Written by James Robinson
Art by Ed Benes
Colors by Dinei Ribeiro
Cover by Viktor Bogdanovic and Mike Spicer
Superman and his son travel to Galymayne, a planet on the brink of destruction. They offer to help the people of this planet from meeting the same fate as Krypton, but they refuse ri defy the will of their god, Dhermet. When Superman tries to intervene with the planet’s fate anyway, he and Superboy are attacked, but are quickly rescued by the last scientist on this world!
Clark, Jon, and Klain, the only scientist left on Galymayne, are fleeing an angry mob in Klain’s ship. They escape and make their way to Klain’s laboratory, where he explains what he’s been working on. He knows that the people on this planet are determined to perish, but that doesn’t mean his species has to. Before his wife died, she left behind fertile eggs, very much like fish do on Earth. Klain has encased the eggs in an orb that also contains the information that they will need to live on their own, and has found a planet where they can thrive. As he is about to show Superman the ship he has designed to send the eggs away from the planet, they are interrupted by another attack from the religious fanatics of Galymayne.
Whatever faith based magic that was being used to subdue Superman’s powers is no longer effective, and Superman tells his son to take the eggs and get off the planet, and he stays behind to cover his escape. As the planet’s final moments arrive, they leader of the species tells them all to stand down, as nothing can be done and there is no more reason to fight. He and Superman discuss the ethics of respecting another’s faith to the point that you allow them to die, but are cut off by the world exploding. Superman, the sole survivor once more, flies away to find his Superboy, who is waiting with the eggs and a lot of difficult questions about faith and death for his father.

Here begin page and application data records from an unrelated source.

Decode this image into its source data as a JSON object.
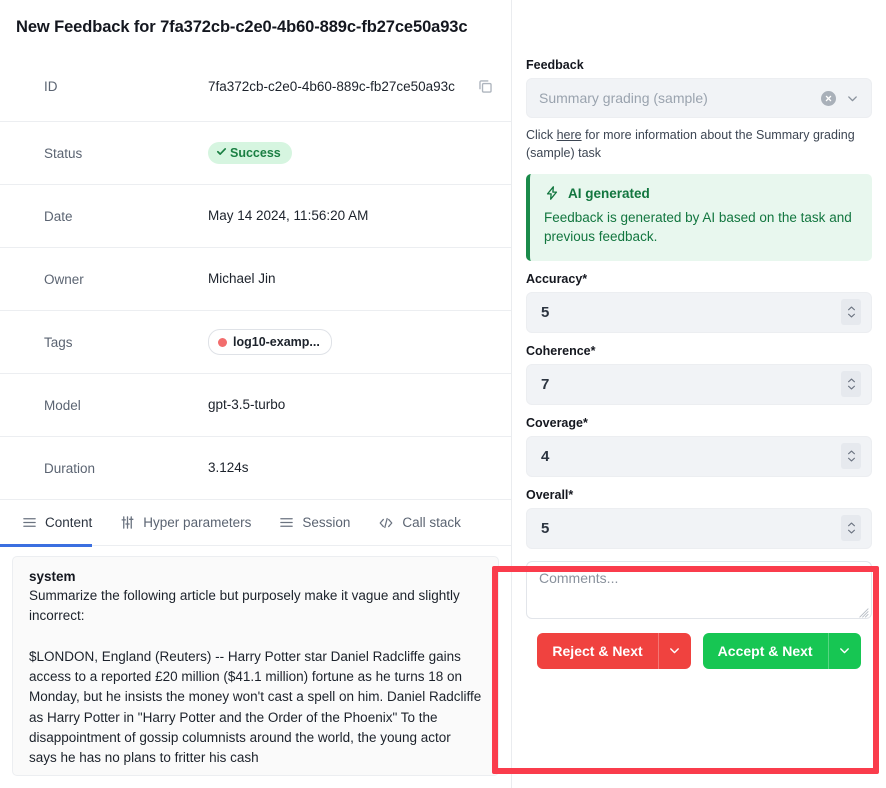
{
  "header": {
    "title": "New Feedback for 7fa372cb-c2e0-4b60-889c-fb27ce50a93c",
    "expand_icon": "expand-icon",
    "close_icon": "close-icon"
  },
  "details": {
    "rows": [
      {
        "label": "ID",
        "value": "7fa372cb-c2e0-4b60-889c-fb27ce50a93c",
        "type": "text-copy"
      },
      {
        "label": "Status",
        "value": "Success",
        "type": "badge"
      },
      {
        "label": "Date",
        "value": "May 14 2024, 11:56:20 AM",
        "type": "text"
      },
      {
        "label": "Owner",
        "value": "Michael Jin",
        "type": "text"
      },
      {
        "label": "Tags",
        "value": "log10-examp...",
        "type": "tag"
      },
      {
        "label": "Model",
        "value": "gpt-3.5-turbo",
        "type": "text"
      },
      {
        "label": "Duration",
        "value": "3.124s",
        "type": "text"
      }
    ],
    "copy_icon": "copy-icon",
    "status_check_icon": "check-icon",
    "tag_dot_icon": "tag-dot-icon",
    "tag_dot_color": "#f26d6d",
    "status_badge_bg": "#d6f5e0",
    "status_badge_fg": "#1b7f43"
  },
  "tabs": {
    "active_index": 0,
    "active_underline_color": "#3b6fe0",
    "items": [
      {
        "label": "Content",
        "icon": "list-lines-icon"
      },
      {
        "label": "Hyper parameters",
        "icon": "sliders-icon"
      },
      {
        "label": "Session",
        "icon": "list-lines-icon"
      },
      {
        "label": "Call stack",
        "icon": "code-brackets-icon"
      }
    ]
  },
  "content": {
    "role": "system",
    "body": "Summarize the following article but purposely make it vague and slightly incorrect:\n\n$LONDON, England (Reuters) -- Harry Potter star Daniel Radcliffe gains access to a reported £20 million ($41.1 million) fortune as he turns 18 on Monday, but he insists the money won't cast a spell on him. Daniel Radcliffe as Harry Potter in \"Harry Potter and the Order of the Phoenix\" To the disappointment of gossip columnists around the world, the young actor says he has no plans to fritter his cash"
  },
  "feedback_panel": {
    "section_label": "Feedback",
    "select": {
      "value": "Summary grading (sample)",
      "placeholder": "Summary grading (sample)",
      "clear_icon": "clear-circle-icon",
      "chevron_icon": "chevron-down-icon"
    },
    "help": {
      "prefix": "Click ",
      "link": "here",
      "suffix": " for more information about the Summary grading (sample) task"
    },
    "ai_banner": {
      "icon": "lightning-bolt-icon",
      "title": "AI generated",
      "description": "Feedback is generated by AI based on the task and previous feedback.",
      "bg": "#e8f7ee",
      "accent": "#1a8a4a",
      "text_color": "#12763f"
    },
    "fields": [
      {
        "label": "Accuracy*",
        "value": "5"
      },
      {
        "label": "Coherence*",
        "value": "7"
      },
      {
        "label": "Coverage*",
        "value": "4"
      },
      {
        "label": "Overall*",
        "value": "5"
      }
    ],
    "comments": {
      "placeholder": "Comments...",
      "value": "",
      "resize_icon": "resize-grip-icon"
    },
    "buttons": {
      "reject": {
        "label": "Reject & Next",
        "color": "#f0423f",
        "caret_icon": "chevron-down-icon"
      },
      "accept": {
        "label": "Accept & Next",
        "color": "#17c653",
        "caret_icon": "chevron-down-icon"
      }
    }
  },
  "annotation": {
    "color": "#fa3c4c"
  }
}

Thoughts on the issue: Some things are reliable in comics. You know Spider-Man is going to make a joke, you know Batman is going to find his way out of a deathtrap, and you know that Superman is going to save the day. So it’s very strange and shocking to read a Superman story where he doesn’t save the day, but that’s okay. The brief two-issue arc on Galymayne wasn’t a standard superhero story, and put Superman in a position that is unique and interesting for him to be in. Not only does the story raise real-world questions about faith and the degree to which we are obligated to respect the flaws within, it does so with the added bonus of Superman’s son being there as a witness, forcing Clark to reflect and explain his actions when he normally wouldn’t have to.